Dick Brackett is Special Projects Manager for World Christian Broadcasting. His career has included producing audio-visual materials for a major United States corporation. For 7 years he was Bozo the Clown on local television. His hobbies include hunting, golf, softball, travel, and spending time with his wife, his children, and his three grandchildren.
My good friend Ray Jackson once worked for the Nashville Bridge Company, which built not only bridges, but barges and towboats as well. During a recent visit in my home, he told me of a unique practice used by his boss Harry Dyer to check the quality of their work. Bear in mind that these towboats must be capable of moving as many as 20 barges at a time, both upstream and down river. I grew up in Cincinnati, Ohio, right on the Ohio River, where I could watch these massive strings of barges moving up and down the river every day. In elementary school, every student learned to identify each towboat by the distinctive sound of its whistle.
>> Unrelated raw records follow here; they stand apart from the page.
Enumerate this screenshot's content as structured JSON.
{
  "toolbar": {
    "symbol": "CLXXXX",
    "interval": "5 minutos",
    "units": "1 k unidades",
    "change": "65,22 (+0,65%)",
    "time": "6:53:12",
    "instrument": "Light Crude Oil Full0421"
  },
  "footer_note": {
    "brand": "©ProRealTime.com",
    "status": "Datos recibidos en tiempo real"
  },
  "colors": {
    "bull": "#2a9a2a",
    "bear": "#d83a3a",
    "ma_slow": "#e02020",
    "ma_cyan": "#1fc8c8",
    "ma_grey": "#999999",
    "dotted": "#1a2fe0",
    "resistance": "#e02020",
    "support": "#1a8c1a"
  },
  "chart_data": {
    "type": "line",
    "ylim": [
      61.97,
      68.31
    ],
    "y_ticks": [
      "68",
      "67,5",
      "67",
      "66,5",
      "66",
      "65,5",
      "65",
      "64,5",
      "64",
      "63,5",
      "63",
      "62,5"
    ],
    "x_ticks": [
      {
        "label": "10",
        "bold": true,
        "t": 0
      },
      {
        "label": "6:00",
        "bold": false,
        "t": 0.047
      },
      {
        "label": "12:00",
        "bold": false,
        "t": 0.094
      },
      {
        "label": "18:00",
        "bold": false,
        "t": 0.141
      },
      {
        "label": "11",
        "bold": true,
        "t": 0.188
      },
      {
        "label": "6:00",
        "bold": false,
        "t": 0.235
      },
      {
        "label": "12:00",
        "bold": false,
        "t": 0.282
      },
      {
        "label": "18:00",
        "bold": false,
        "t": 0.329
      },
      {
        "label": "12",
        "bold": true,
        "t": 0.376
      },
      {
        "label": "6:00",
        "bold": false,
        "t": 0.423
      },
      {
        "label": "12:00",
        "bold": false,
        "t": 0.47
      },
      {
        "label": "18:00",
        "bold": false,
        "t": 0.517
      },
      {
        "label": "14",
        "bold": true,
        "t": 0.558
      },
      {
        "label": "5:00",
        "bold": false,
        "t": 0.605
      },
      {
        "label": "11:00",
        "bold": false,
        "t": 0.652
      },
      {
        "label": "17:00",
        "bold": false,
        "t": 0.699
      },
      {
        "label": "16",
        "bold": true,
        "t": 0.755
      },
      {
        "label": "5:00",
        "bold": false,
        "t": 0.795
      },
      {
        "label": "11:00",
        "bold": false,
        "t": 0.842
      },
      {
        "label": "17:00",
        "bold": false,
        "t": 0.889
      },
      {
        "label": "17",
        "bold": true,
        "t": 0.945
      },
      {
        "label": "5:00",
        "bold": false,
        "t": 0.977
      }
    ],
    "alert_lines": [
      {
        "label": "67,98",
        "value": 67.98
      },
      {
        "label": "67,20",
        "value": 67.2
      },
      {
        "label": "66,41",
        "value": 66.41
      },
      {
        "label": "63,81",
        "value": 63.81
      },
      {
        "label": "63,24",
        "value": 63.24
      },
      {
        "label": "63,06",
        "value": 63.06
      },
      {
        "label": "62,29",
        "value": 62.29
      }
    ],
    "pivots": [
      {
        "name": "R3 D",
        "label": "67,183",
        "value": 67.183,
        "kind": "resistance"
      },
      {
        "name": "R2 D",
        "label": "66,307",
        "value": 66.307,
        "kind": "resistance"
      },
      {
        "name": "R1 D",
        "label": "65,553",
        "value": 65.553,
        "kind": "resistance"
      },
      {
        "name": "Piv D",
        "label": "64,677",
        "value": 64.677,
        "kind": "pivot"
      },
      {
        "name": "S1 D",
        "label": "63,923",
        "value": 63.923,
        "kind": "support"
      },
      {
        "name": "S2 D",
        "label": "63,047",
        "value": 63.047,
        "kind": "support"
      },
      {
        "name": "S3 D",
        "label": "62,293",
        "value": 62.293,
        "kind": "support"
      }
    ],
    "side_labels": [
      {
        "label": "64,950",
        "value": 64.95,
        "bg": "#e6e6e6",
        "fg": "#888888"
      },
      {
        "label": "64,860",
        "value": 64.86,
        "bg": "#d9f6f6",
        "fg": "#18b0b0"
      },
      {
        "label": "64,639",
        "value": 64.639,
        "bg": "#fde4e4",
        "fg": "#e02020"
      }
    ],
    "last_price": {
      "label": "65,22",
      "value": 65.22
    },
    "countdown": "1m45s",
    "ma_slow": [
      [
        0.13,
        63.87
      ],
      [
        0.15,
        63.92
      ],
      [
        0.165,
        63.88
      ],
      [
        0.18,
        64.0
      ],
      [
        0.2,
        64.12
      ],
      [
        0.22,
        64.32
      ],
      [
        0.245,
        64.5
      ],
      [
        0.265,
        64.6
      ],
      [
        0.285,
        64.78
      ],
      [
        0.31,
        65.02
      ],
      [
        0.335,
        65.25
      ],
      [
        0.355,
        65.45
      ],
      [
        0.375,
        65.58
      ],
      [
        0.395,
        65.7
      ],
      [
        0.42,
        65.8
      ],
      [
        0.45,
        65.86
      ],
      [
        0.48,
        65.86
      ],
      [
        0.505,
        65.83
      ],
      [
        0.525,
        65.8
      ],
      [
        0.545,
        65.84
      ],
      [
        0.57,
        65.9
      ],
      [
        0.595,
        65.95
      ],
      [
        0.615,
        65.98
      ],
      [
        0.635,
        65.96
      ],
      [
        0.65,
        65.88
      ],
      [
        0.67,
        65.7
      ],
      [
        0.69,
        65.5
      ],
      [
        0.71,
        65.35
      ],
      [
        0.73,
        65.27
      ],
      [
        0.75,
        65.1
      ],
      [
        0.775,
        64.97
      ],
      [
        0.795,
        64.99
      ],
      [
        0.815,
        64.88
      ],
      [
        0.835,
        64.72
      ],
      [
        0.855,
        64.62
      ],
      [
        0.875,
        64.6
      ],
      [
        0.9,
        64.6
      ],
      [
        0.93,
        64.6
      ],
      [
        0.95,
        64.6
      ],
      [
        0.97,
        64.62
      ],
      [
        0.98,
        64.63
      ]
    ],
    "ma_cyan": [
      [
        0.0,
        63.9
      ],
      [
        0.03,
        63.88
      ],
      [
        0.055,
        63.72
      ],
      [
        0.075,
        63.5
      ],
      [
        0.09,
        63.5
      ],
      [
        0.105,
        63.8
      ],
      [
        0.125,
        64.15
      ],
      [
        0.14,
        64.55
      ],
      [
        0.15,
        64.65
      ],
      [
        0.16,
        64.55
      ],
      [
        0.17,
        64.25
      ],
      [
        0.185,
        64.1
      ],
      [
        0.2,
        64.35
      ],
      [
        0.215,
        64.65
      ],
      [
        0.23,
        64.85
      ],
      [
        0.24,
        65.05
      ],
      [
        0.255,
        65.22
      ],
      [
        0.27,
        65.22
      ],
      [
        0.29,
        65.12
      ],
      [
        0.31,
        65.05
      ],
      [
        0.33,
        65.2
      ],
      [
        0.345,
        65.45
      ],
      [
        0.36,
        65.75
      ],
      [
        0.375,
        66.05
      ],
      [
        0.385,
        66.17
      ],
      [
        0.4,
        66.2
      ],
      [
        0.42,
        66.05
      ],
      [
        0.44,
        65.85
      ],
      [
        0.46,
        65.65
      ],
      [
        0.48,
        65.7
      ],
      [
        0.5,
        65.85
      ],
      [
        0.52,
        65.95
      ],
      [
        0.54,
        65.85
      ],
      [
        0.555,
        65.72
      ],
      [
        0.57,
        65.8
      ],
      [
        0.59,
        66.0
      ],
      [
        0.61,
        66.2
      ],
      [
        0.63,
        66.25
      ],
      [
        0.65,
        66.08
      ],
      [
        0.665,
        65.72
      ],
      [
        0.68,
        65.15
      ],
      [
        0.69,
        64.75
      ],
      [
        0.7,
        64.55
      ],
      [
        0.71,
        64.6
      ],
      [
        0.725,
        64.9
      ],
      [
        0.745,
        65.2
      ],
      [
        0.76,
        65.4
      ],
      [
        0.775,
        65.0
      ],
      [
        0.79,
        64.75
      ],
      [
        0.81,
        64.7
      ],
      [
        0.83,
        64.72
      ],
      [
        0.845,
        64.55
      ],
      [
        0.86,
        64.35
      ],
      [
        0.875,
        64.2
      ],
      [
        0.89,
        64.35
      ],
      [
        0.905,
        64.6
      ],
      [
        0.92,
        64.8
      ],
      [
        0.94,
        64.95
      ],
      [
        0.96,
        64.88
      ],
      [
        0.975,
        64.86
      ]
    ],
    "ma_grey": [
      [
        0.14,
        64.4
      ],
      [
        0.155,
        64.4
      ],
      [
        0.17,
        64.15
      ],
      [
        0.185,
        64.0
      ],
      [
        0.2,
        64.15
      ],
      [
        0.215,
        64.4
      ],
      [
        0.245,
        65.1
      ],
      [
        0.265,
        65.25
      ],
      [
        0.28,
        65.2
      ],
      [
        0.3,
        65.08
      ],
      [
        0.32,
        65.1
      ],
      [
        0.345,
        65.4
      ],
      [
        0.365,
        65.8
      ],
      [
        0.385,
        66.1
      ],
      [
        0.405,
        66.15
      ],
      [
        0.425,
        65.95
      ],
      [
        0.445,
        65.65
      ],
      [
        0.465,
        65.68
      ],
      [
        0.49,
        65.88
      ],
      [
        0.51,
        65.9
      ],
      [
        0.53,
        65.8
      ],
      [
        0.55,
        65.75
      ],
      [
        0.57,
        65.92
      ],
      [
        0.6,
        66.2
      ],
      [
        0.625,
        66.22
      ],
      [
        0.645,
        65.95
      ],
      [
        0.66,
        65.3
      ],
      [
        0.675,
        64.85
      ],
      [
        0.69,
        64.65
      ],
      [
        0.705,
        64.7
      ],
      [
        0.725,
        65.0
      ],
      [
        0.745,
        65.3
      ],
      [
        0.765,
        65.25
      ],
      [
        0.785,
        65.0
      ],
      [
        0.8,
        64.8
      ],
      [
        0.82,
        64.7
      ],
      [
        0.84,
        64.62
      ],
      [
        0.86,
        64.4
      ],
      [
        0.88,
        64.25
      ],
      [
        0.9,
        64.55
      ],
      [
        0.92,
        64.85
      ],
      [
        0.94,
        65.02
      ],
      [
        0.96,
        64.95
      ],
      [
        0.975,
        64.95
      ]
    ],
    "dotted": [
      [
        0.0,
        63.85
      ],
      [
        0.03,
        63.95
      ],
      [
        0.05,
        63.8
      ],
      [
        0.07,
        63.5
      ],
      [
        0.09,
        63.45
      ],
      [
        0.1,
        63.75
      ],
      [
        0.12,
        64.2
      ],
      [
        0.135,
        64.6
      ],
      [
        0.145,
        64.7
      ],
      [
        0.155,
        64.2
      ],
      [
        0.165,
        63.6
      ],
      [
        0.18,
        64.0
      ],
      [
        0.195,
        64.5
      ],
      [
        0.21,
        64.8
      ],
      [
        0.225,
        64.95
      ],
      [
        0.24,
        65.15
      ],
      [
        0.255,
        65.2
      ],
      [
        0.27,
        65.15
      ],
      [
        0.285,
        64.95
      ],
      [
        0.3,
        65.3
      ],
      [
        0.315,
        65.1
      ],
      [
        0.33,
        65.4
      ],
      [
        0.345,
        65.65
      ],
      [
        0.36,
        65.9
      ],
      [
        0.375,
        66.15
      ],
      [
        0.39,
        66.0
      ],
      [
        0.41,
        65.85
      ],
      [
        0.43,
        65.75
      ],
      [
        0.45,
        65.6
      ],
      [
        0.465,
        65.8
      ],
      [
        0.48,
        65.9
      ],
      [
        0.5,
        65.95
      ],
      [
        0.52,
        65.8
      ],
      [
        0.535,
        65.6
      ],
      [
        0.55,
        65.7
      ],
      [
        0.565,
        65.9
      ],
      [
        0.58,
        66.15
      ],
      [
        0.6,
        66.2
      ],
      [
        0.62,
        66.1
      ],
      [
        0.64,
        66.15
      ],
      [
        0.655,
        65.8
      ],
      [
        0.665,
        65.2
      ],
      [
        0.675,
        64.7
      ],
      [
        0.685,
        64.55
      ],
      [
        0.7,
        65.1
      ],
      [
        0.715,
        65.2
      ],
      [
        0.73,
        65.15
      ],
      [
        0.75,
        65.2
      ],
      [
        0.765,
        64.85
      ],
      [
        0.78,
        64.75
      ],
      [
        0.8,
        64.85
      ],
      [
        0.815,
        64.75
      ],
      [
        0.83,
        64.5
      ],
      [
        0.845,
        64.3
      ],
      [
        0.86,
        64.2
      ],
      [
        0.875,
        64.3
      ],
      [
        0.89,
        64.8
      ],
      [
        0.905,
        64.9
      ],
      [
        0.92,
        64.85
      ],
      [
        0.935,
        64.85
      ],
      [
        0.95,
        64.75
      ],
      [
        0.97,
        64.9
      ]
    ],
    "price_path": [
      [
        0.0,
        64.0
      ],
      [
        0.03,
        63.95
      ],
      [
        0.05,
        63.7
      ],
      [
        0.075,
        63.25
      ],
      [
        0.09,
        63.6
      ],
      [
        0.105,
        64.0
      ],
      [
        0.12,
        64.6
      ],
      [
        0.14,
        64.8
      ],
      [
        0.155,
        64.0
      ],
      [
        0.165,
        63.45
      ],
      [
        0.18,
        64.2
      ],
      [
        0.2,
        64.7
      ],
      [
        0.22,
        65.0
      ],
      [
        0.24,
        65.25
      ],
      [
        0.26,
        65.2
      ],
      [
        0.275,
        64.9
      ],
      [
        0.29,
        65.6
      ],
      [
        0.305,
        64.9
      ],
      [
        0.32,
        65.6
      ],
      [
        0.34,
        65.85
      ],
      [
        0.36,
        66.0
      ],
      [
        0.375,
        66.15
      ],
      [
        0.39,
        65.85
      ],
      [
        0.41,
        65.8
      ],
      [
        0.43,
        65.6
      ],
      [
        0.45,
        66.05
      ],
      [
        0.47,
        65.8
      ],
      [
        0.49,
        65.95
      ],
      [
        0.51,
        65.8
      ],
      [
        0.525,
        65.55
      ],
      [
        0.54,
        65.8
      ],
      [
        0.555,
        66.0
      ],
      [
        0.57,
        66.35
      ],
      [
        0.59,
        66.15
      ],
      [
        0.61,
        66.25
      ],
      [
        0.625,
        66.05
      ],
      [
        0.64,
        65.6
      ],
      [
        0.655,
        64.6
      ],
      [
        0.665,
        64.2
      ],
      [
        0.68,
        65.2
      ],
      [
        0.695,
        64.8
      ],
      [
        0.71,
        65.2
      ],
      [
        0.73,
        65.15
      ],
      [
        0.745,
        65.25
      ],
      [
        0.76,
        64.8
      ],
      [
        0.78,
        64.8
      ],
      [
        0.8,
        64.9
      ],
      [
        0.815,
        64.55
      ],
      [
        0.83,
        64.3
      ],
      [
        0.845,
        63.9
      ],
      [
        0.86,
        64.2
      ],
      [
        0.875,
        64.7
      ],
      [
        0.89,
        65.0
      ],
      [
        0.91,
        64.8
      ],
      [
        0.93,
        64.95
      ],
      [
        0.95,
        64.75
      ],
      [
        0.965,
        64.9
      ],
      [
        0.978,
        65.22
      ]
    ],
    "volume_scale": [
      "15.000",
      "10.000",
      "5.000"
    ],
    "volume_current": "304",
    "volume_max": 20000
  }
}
Each towboat was outfitted with three huge engines, capable of delivering 10,000 horsepower, to turn the massive propellers that drove the boat through the water. From our vantage point on the river bank, we kids could hear the deep thrumming of the mighty engines under full power, going upstream. So, with this background, I could fully appreciate the significance of what Ray Jackson told me about how Harry Dyer checked the quality of the construction of these powerful little boats.
Before delivering a finished towboat to the company that bought it, Harry Dyer would assemble the entire construction crew; the engineers, the draftsmen, the welders, the bookkeepers and accountants, everybody, to come aboard the boat. Once everyone was gathered, Harry would order the engines started and brought up to a certain rate of speed. Then he would take out a new nickel and balance it on its edge near the outside rim of the deck. If the nickel stood on its edge, with the mighty engines running, Harry would pronounce the boat worthy of his high quality standards, and ready to be delivered. He would then place the nickel in a little velvet bag, and present it to the new owner as a keepsake and a reminder of the high standards under which the boat was built. Then they would all hold a little party to celebrate the completion of a high quality piece of work. If the nickel fell over during the demonstration, Harry would reject the entire project and order corrections that would reduce the vibrations to an acceptable level. Not until the nickel could stand on its edge would the boat be delivered.
Listener Friend, wouldn’t you like to know that everything you bought or every deal you made was held to these high standards? I certainly would! And I would also like to know that everyone I dealt with had confidence that my work could meet these high standards. As a Christian, I believe that God directs me to hold myself to standards like this, and expects me to see to it that all of my deals are honest and straightforward.
In the Bible, in the book of Second Corinthians, chapter eight, verse 21, we are told that we should be “providing for honest things, not only in the sight of the Lord, but also in the sight of men.” And in Second Corinthians, chapter 13, verse seven, we are told by the Apostle Paul, “Now I pray to God that you do no evil, not that we should appear approved, but that you should do that which is honest.” And in the book of Hebrews, chapter 13, verse 18, Paul asks his readers, including us, to, “Pray for us, for we trust that we have a good conscience, in all things willing to live honestly.”
The world would be a much better place, if we could all hold ourselves to the high standards of quality and honesty exemplified by such men as the Apostle Paul and Harry Dyer.
Nothing we do is good enough until we can stand the nickel on edge and make it balance.